The segmentation library contains algorithms for segmenting a point cloud into distinct clusters. These algorithms are best suited for processing a point cloud that is composed of a number of spatially isolated regions. In such cases, clustering is often used to break the cloud down into its constituent parts, which can then be processed independently.

Sample Consensus[edit]

The sample_consensus library holds SAmple Consensus (SAC) methods like RANSAC and models like planes and cylinders. These can be combined freely in order to detect specific models and their parameters in point clouds. Some of the models implemented in this library include: lines, planes, cylinders, and spheres. Plane fitting is often applied to the task of detecting common indoor surfaces, such as walls, floors, and table tops. Other models can be used to detect and segment objects with common geometric structures (e.g., fitting a cylinder model to a mug).


The surface library deals with reconstructing the original surfaces from 3D scans. Depending on the task at hand, this can be for example the hull, a mesh representation or a smoothed/resampled surface with normals. Smoothing and resampling can be important if the cloud is noisy, or if it is composed of multiple scans that are not aligned perfectly. The complexity of the surface estimation can be adjusted, and normals can be estimated in the same step if needed. Meshing is a general way to create a surface out of points, and currently there are two algorithms provided: a very fast triangulation of the original points, and a slower meshing that does smoothing and hole filling as well. Creating a convex or concave hull is useful for example when there is a need for a simplified surface representation or when boundaries need to be extracted.

Range Image[edit]

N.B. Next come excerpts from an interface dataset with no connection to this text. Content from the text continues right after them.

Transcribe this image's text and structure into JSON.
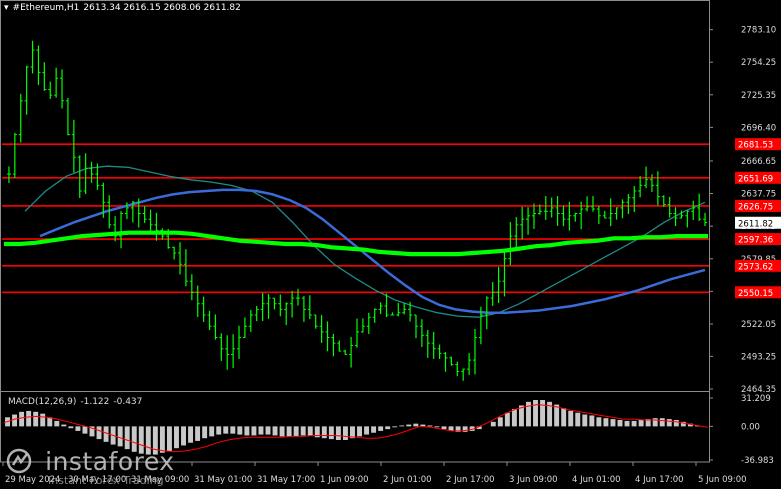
{
  "header": {
    "symbol": "#Ethereum,H1",
    "ohlc": "2613.34 2616.15 2608.06 2611.82"
  },
  "watermark": {
    "name": "instaforex",
    "tagline": "Instant Forex Trading"
  },
  "colors": {
    "background": "#000000",
    "candles": "#00ff00",
    "levels": "#ff0000",
    "ma_fast": "#00ff00",
    "ma_mid": "#3b6bd8",
    "ma_slow": "#1f8a8a",
    "macd_hist": "#c8c8c8",
    "macd_signal": "#ff0000",
    "axis": "#8c8c8c",
    "current_price_box": "#ffffff"
  },
  "chart_data": [
    {
      "type": "candlestick",
      "timeframe": "H1",
      "ylim": [
        2464.35,
        2797.0
      ],
      "y_tick_labels": [
        "2783.10",
        "2754.25",
        "2725.35",
        "2696.40",
        "2666.65",
        "2637.75",
        "2608.75",
        "2579.85",
        "2550.95",
        "2522.05",
        "2493.25",
        "2464.35"
      ],
      "x_tick_labels": [
        "29 May 2024",
        "30 May 17:00",
        "31 May 09:00",
        "31 May 01:00",
        "31 May 17:00",
        "1 Jun 09:00",
        "2 Jun 01:00",
        "2 Jun 17:00",
        "3 Jun 09:00",
        "4 Jun 01:00",
        "4 Jun 17:00",
        "5 Jun 09:00"
      ],
      "current_price": "2611.82",
      "levels": [
        {
          "label": "2681.53",
          "value": 2681.53
        },
        {
          "label": "2651.69",
          "value": 2651.69
        },
        {
          "label": "2626.75",
          "value": 2626.75
        },
        {
          "label": "2597.36",
          "value": 2597.36
        },
        {
          "label": "2573.62",
          "value": 2573.62
        },
        {
          "label": "2550.15",
          "value": 2550.15
        }
      ],
      "close_path": [
        2655,
        2690,
        2720,
        2750,
        2765,
        2745,
        2730,
        2725,
        2740,
        2720,
        2690,
        2670,
        2640,
        2660,
        2655,
        2645,
        2630,
        2610,
        2600,
        2620,
        2625,
        2630,
        2620,
        2615,
        2610,
        2605,
        2600,
        2590,
        2585,
        2575,
        2560,
        2550,
        2540,
        2530,
        2520,
        2510,
        2500,
        2495,
        2500,
        2510,
        2520,
        2530,
        2535,
        2540,
        2545,
        2540,
        2535,
        2540,
        2545,
        2545,
        2535,
        2530,
        2520,
        2515,
        2510,
        2505,
        2498,
        2495,
        2503,
        2515,
        2520,
        2528,
        2535,
        2538,
        2530,
        2530,
        2532,
        2535,
        2530,
        2520,
        2512,
        2505,
        2500,
        2496,
        2492,
        2486,
        2480,
        2482,
        2490,
        2510,
        2530,
        2545,
        2550,
        2560,
        2580,
        2600,
        2610,
        2615,
        2618,
        2620,
        2622,
        2622,
        2625,
        2620,
        2615,
        2618,
        2620,
        2624,
        2626,
        2624,
        2618,
        2616,
        2620,
        2625,
        2630,
        2634,
        2640,
        2645,
        2650,
        2645,
        2635,
        2628,
        2620,
        2616,
        2618,
        2622,
        2625,
        2615,
        2612
      ],
      "ma_fast_path": [
        2593,
        2593,
        2594,
        2596,
        2598,
        2600,
        2601,
        2602,
        2603,
        2603,
        2603,
        2603,
        2602,
        2600,
        2598,
        2596,
        2595,
        2594,
        2593,
        2593,
        2592,
        2590,
        2589,
        2588,
        2586,
        2585,
        2584,
        2584,
        2584,
        2584,
        2585,
        2586,
        2587,
        2589,
        2591,
        2592,
        2594,
        2595,
        2596,
        2598,
        2598,
        2599,
        2599,
        2600,
        2600,
        2600
      ],
      "ma_mid_path": [
        2600,
        2606,
        2612,
        2617,
        2622,
        2626,
        2630,
        2634,
        2637,
        2639,
        2640,
        2641,
        2641,
        2640,
        2637,
        2632,
        2625,
        2615,
        2603,
        2591,
        2579,
        2567,
        2556,
        2546,
        2539,
        2535,
        2533,
        2532,
        2532,
        2533,
        2534,
        2536,
        2538,
        2541,
        2544,
        2548,
        2552,
        2557,
        2562,
        2566,
        2570
      ],
      "ma_slow_path": [
        2622,
        2640,
        2653,
        2660,
        2662,
        2661,
        2657,
        2653,
        2650,
        2648,
        2645,
        2640,
        2630,
        2612,
        2592,
        2575,
        2563,
        2552,
        2543,
        2537,
        2532,
        2529,
        2528,
        2532,
        2540,
        2550,
        2560,
        2570,
        2580,
        2590,
        2600,
        2612,
        2622,
        2630
      ]
    },
    {
      "type": "bar",
      "name": "MACD(12,26,9)",
      "values_text": [
        "-1.122",
        "-0.437"
      ],
      "y_tick_labels": [
        "31.209",
        "0.00",
        "-36.983"
      ],
      "ylim": [
        -36.983,
        31.209
      ],
      "histogram": [
        10,
        13,
        16,
        17,
        16,
        14,
        10,
        6,
        2,
        -2,
        -5,
        -8,
        -11,
        -14,
        -17,
        -20,
        -22,
        -25,
        -28,
        -30,
        -31,
        -31,
        -29,
        -27,
        -24,
        -21,
        -18,
        -16,
        -13,
        -11,
        -9,
        -8,
        -8,
        -9,
        -10,
        -10,
        -9,
        -9,
        -10,
        -11,
        -11,
        -11,
        -10,
        -10,
        -12,
        -13,
        -14,
        -15,
        -15,
        -13,
        -11,
        -9,
        -7,
        -5,
        -3,
        -1,
        1,
        2,
        3,
        2,
        1,
        -1,
        -3,
        -5,
        -6,
        -6,
        -5,
        -3,
        0,
        5,
        10,
        15,
        19,
        23,
        27,
        29,
        29,
        27,
        24,
        20,
        17,
        15,
        13,
        12,
        10,
        9,
        8,
        7,
        6,
        6,
        7,
        8,
        9,
        9,
        8,
        7,
        5,
        3,
        1,
        0
      ],
      "signal": [
        4,
        8,
        10,
        11,
        10,
        8,
        5,
        2,
        -1,
        -5,
        -9,
        -13,
        -17,
        -21,
        -25,
        -27,
        -28,
        -27,
        -25,
        -22,
        -18,
        -15,
        -13,
        -12,
        -12,
        -12,
        -12,
        -11,
        -11,
        -10,
        -10,
        -10,
        -11,
        -12,
        -13,
        -13,
        -11,
        -8,
        -4,
        0,
        -1,
        -3,
        -5,
        -5,
        -3,
        2,
        8,
        14,
        19,
        22,
        24,
        23,
        21,
        18,
        16,
        14,
        12,
        10,
        8,
        8,
        7,
        7,
        6,
        5,
        3,
        1,
        -1
      ]
    }
  ]
}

The range_image library contains two classes for representing and working with range images. A range image (or depth map) is an image whose pixel values represent a distance or depth from the sensor’s origin. Range images are a common 3D representation and are often generated by stereo or time-of-flight cameras. With knowledge of the camera’s intrinsic calibration parameters, a range image can be converted into a point cloud.

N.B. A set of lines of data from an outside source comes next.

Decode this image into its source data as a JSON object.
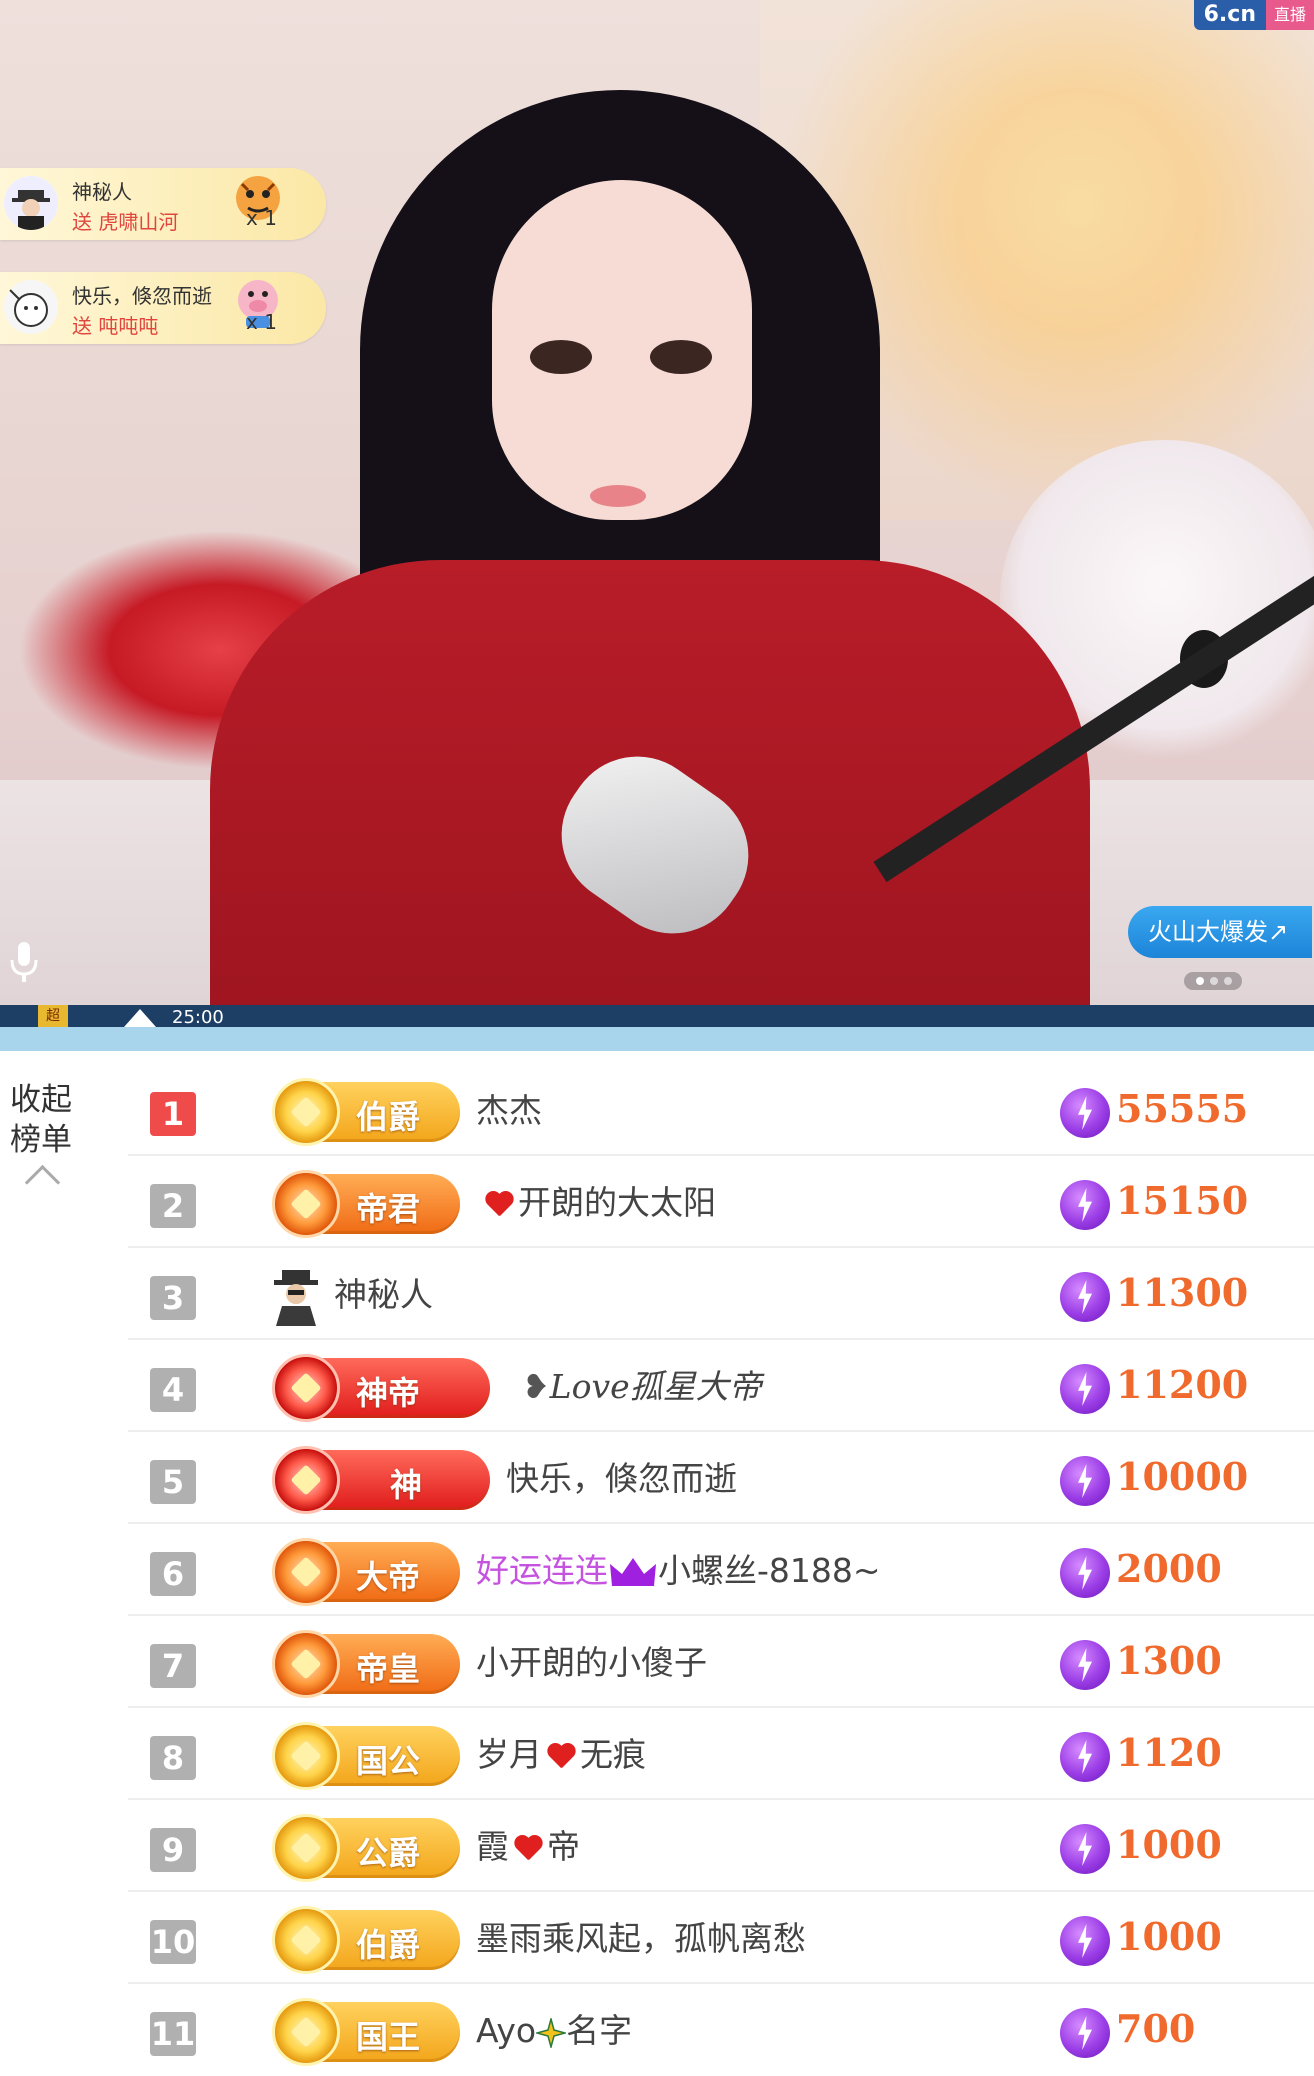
{
  "brand": {
    "logo": "6.cn",
    "tag": "直播"
  },
  "gifts": [
    {
      "name": "神秘人",
      "line": "送 虎啸山河",
      "count": "x 1"
    },
    {
      "name": "快乐，倏忽而逝",
      "line": "送 吨吨吨",
      "count": "x 1"
    }
  ],
  "volcano_button": "火山大爆发↗",
  "video_bar": {
    "level": "超",
    "time": "25:00"
  },
  "collapse": {
    "line1": "收起",
    "line2": "榜单"
  },
  "ranking": [
    {
      "rank": "1",
      "title": "伯爵",
      "name": "杰杰",
      "score": "55555"
    },
    {
      "rank": "2",
      "title": "帝君",
      "name": "开朗的大太阳",
      "score": "15150"
    },
    {
      "rank": "3",
      "title": "",
      "name": "神秘人",
      "score": "11300"
    },
    {
      "rank": "4",
      "title": "神帝",
      "name": "Love孤星大帝",
      "score": "11200"
    },
    {
      "rank": "5",
      "title": "神",
      "name": "快乐，倏忽而逝",
      "score": "10000"
    },
    {
      "rank": "6",
      "title": "大帝",
      "name_prefix": "好运连连",
      "name": "小螺丝-8188~",
      "score": "2000"
    },
    {
      "rank": "7",
      "title": "帝皇",
      "name": "小开朗的小傻子",
      "score": "1300"
    },
    {
      "rank": "8",
      "title": "国公",
      "name_a": "岁月",
      "name_b": "无痕",
      "score": "1120"
    },
    {
      "rank": "9",
      "title": "公爵",
      "name_a": "霞",
      "name_b": "帝",
      "score": "1000"
    },
    {
      "rank": "10",
      "title": "伯爵",
      "name": "墨雨乘风起，孤帆离愁",
      "score": "1000"
    },
    {
      "rank": "11",
      "title": "国王",
      "name_a": "Ayo",
      "name_b": "名字",
      "score": "700"
    }
  ],
  "colors": {
    "accent_blue": "#1d84d8",
    "score_orange": "#ef6a2c",
    "coin_purple": "#9b3de6",
    "rank_red": "#ef4b4b"
  }
}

The io library contains classes and functions for reading and writing point cloud data (PCD) files, as well as capturing point clouds from a variety of sensing devices.

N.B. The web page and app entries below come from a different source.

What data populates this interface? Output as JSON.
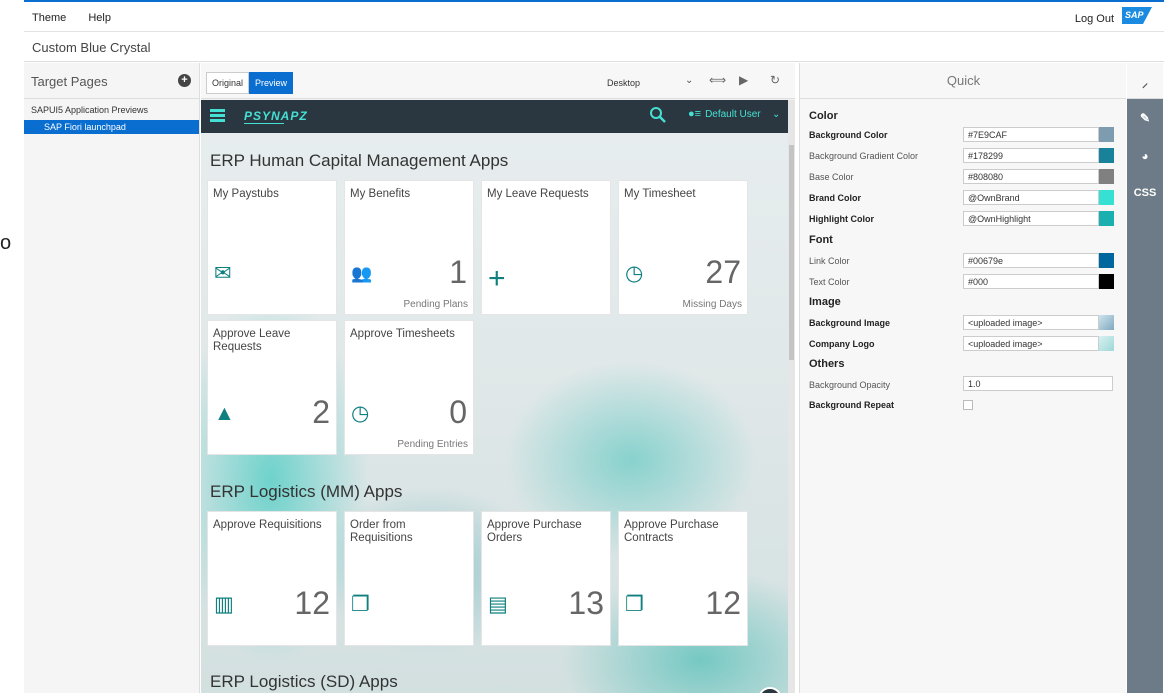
{
  "topbar": {
    "menu": [
      "Theme",
      "Help"
    ],
    "logout": "Log Out",
    "logo": "SAP"
  },
  "theme_title": "Custom Blue Crystal",
  "stray_char": "o",
  "left_pane": {
    "title": "Target Pages",
    "group": "SAPUI5 Application Previews",
    "selected_item": "SAP Fiori launchpad"
  },
  "middle": {
    "tabs": [
      "Original",
      "Preview"
    ],
    "active_tab": "Preview",
    "device": "Desktop",
    "shell": {
      "brand": "PSYNAPZ",
      "user": "Default User"
    },
    "groups": [
      {
        "title": "ERP Human Capital Management Apps",
        "tiles": [
          {
            "title": "My Paystubs",
            "icon": "paystub-icon",
            "number": "",
            "footer": ""
          },
          {
            "title": "My Benefits",
            "icon": "people-icon",
            "number": "1",
            "footer": "Pending Plans"
          },
          {
            "title": "My Leave Requests",
            "icon": "add-icon",
            "number": "",
            "footer": ""
          },
          {
            "title": "My Timesheet",
            "icon": "timesheet-icon",
            "number": "27",
            "footer": "Missing Days"
          },
          {
            "title": "Approve Leave Requests",
            "icon": "leave-icon",
            "number": "2",
            "footer": ""
          },
          {
            "title": "Approve Timesheets",
            "icon": "timesheet-icon",
            "number": "0",
            "footer": "Pending Entries"
          }
        ]
      },
      {
        "title": "ERP Logistics (MM) Apps",
        "tiles": [
          {
            "title": "Approve Requisitions",
            "icon": "barcode-icon",
            "number": "12",
            "footer": ""
          },
          {
            "title": "Order from Requisitions",
            "icon": "documents-icon",
            "number": "",
            "footer": ""
          },
          {
            "title": "Approve Purchase Orders",
            "icon": "purchase-order-icon",
            "number": "13",
            "footer": ""
          },
          {
            "title": "Approve Purchase Contracts",
            "icon": "documents-icon",
            "number": "12",
            "footer": ""
          }
        ]
      },
      {
        "title": "ERP Logistics (SD) Apps",
        "tiles": []
      }
    ]
  },
  "right_pane": {
    "title": "Quick",
    "sections": [
      {
        "title": "Color",
        "props": [
          {
            "label": "Background Color",
            "bold": true,
            "value": "#7E9CAF",
            "swatch": "#7E9CAF"
          },
          {
            "label": "Background Gradient Color",
            "bold": false,
            "value": "#178299",
            "swatch": "#178299"
          },
          {
            "label": "Base Color",
            "bold": false,
            "value": "#808080",
            "swatch": "#808080"
          },
          {
            "label": "Brand Color",
            "bold": true,
            "value": "@OwnBrand",
            "swatch": "#36e0d3"
          },
          {
            "label": "Highlight Color",
            "bold": true,
            "value": "@OwnHighlight",
            "swatch": "#1ab0b0"
          }
        ]
      },
      {
        "title": "Font",
        "props": [
          {
            "label": "Link Color",
            "bold": false,
            "value": "#00679e",
            "swatch": "#00679e"
          },
          {
            "label": "Text Color",
            "bold": false,
            "value": "#000",
            "swatch": "#000000"
          }
        ]
      },
      {
        "title": "Image",
        "props": [
          {
            "label": "Background Image",
            "bold": true,
            "value": "<uploaded image>",
            "swatch": "image"
          },
          {
            "label": "Company Logo",
            "bold": true,
            "value": "<uploaded image>",
            "swatch": "image"
          }
        ]
      },
      {
        "title": "Others",
        "props": [
          {
            "label": "Background Opacity",
            "bold": false,
            "value": "1.0",
            "swatch": ""
          },
          {
            "label": "Background Repeat",
            "bold": true,
            "value": "",
            "swatch": "checkbox"
          }
        ]
      }
    ]
  },
  "right_sidebar": {
    "css_label": "CSS"
  }
}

The visualization library was built to allow rapid prototyping and visualization of algorithms operating on 3D point cloud data. Similar to OpenCV’s highgui routines for displaying 2D images and for drawing basic 2D shapes on screen, the library offers: a) methods for rendering and setting visual properties (colors, point sizes, opacity, etc) for any n-D point cloud datasets in pcl::PointCloud<T> format; b) methods for drawing basic 3D shapes on screen (e.g., cylinders, spheres, lines, polygons, etc) either from sets of points or from parametric equations; c) a histogram visualization module (PCLHistogramVisualizer) for 2D plots; d) a multitude of Geometry and Color handlers for pcl::PointCloud<T> datasets; e) a pcl::RangeImage visualization module.


The common library contains the common data structures and methods used by the majority of PCL libraries. The core data structures include the PointCloud class and a multitude of point types that are used to represent points, surface normals, RGB color values, feature descriptors, etc. It also contains numerous functions for computing distances/norms, means and covariances, angular conversions, geometric transformations, and more.


The search library provides methods for searching for nearest neighbors using different data structures, including: #KdTree, #Octree, brute force, and specialized search for organized datasets.


  1. ^ PointClouds official website: http://www.pointclouds.org
  2. ^ Robot Operating System: http://www.ros.org/wiki
  3. ^ B. Rusu, Radu (28 March 2011). "PointClouds.org: A new home for Point Cloud Library (PCL)". Willow Garage. Retrieved 26 November 2012. 
  4. ^ "PCL 1.0!". PCL. 12 May 2011. Retrieved 24 May 2013. 
  5. ^ PCL documentation and tutorials: http://pointclouds.org/documentation/

External links[edit]